Your task → Your answer should consist of each line below that contains the string "icon".

Data for the task →

= = = = = = =

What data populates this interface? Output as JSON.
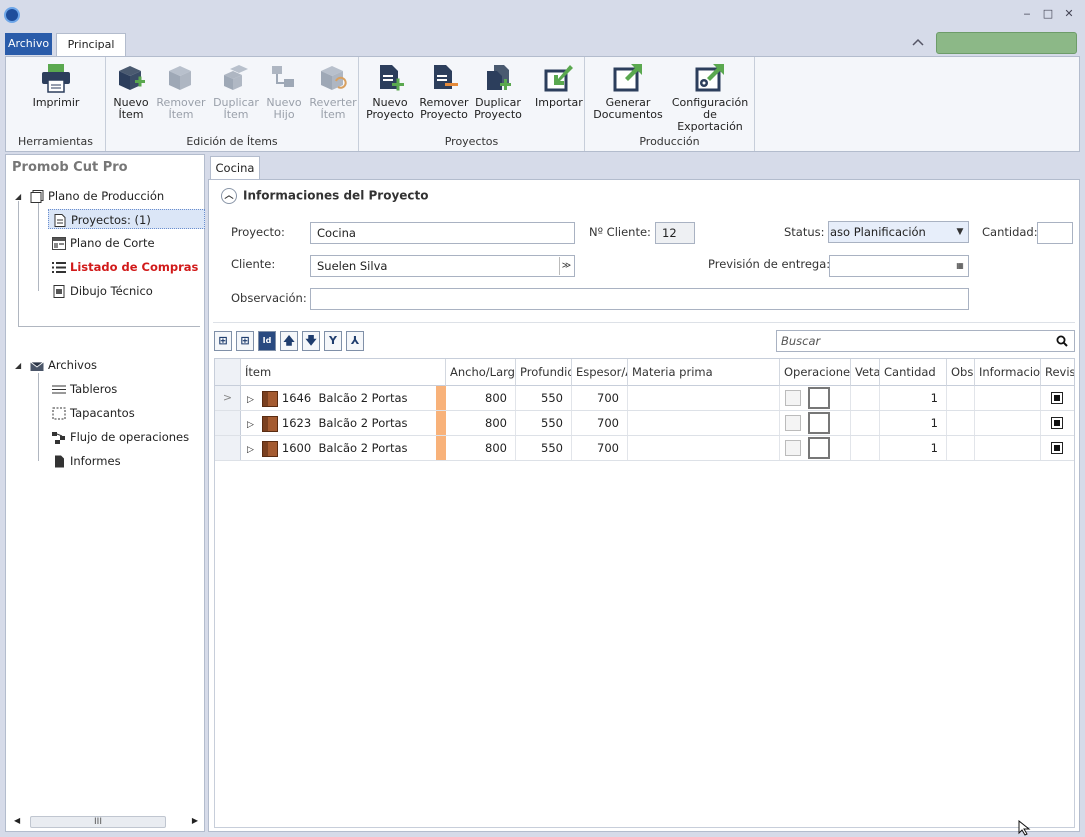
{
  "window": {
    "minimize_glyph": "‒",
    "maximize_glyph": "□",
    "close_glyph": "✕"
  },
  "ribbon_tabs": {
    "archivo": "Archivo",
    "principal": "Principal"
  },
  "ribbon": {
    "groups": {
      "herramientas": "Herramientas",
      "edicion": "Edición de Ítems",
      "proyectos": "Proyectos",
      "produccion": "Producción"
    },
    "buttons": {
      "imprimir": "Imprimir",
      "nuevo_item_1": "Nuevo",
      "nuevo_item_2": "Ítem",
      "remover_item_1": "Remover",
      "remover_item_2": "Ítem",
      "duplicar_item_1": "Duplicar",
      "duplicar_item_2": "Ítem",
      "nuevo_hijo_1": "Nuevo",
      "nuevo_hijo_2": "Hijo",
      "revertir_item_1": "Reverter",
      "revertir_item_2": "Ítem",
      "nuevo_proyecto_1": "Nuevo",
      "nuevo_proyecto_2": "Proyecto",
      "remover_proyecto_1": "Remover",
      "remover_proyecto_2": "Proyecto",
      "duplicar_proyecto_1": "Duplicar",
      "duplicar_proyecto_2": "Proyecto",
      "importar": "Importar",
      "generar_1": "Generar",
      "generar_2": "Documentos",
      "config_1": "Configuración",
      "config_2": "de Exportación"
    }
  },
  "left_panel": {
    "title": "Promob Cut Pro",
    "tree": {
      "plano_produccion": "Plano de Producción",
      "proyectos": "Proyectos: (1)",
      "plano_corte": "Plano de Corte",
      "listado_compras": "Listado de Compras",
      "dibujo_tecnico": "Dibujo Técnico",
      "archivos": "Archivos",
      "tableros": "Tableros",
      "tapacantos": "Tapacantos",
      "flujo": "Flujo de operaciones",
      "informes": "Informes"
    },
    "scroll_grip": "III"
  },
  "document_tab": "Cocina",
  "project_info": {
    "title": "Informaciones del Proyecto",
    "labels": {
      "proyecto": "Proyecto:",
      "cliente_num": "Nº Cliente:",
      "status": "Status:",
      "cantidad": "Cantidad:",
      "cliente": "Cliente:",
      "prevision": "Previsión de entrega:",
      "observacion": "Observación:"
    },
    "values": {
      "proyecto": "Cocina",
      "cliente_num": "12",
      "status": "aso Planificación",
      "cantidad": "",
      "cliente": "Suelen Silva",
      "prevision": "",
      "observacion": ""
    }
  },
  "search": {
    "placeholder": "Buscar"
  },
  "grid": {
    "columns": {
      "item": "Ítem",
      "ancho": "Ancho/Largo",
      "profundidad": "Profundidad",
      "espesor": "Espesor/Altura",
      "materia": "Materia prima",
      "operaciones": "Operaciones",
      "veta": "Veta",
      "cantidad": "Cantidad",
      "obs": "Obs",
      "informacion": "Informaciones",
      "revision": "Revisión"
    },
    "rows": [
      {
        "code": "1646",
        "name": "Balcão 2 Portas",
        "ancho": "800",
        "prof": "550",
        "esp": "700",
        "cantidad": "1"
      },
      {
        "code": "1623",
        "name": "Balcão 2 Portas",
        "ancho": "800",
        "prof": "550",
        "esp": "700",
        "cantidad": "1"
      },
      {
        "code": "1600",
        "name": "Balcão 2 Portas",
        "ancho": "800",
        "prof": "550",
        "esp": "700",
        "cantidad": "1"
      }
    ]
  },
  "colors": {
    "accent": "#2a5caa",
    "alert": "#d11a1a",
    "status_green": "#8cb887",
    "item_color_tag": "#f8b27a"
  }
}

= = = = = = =

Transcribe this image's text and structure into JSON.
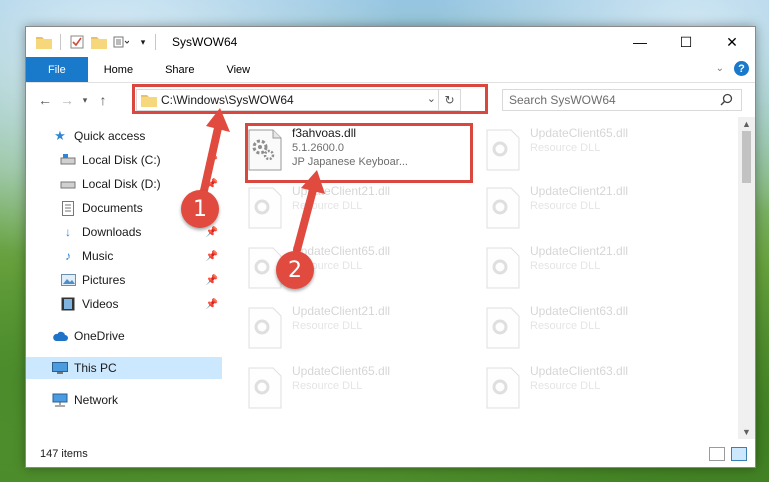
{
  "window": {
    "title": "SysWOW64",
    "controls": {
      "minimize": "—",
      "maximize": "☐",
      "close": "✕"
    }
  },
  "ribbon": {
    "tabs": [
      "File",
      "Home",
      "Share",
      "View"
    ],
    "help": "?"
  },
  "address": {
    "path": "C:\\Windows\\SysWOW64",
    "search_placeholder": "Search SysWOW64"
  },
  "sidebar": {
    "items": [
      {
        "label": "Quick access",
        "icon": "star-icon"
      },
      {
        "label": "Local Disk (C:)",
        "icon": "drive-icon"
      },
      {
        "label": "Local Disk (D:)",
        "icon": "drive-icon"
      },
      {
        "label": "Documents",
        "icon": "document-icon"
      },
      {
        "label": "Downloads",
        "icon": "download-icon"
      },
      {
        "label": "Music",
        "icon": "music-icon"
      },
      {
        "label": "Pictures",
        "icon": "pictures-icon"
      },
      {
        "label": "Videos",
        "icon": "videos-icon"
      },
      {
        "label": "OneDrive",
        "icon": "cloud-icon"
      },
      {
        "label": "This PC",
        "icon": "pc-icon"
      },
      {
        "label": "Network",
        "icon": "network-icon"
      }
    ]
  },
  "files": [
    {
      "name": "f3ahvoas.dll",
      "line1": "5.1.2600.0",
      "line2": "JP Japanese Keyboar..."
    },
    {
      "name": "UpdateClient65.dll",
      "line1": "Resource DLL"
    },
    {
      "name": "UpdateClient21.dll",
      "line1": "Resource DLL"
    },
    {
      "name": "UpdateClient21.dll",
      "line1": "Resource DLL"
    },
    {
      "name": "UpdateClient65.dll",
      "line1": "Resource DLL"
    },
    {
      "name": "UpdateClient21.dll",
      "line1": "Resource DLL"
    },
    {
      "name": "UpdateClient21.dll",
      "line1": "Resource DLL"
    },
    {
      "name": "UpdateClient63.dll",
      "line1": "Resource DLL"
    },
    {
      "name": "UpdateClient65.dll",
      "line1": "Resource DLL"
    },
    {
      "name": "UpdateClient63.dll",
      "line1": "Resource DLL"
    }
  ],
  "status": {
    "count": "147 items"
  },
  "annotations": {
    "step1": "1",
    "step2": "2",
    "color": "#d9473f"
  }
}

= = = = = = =

Output for this task →
        "icon": "star-icon"
        "icon": "drive-icon"
        "icon": "drive-icon"
        "icon": "document-icon"
        "icon": "download-icon"
        "icon": "music-icon"
        "icon": "pictures-icon"
        "icon": "videos-icon"
        "icon": "cloud-icon"
        "icon": "pc-icon"
        "icon": "network-icon"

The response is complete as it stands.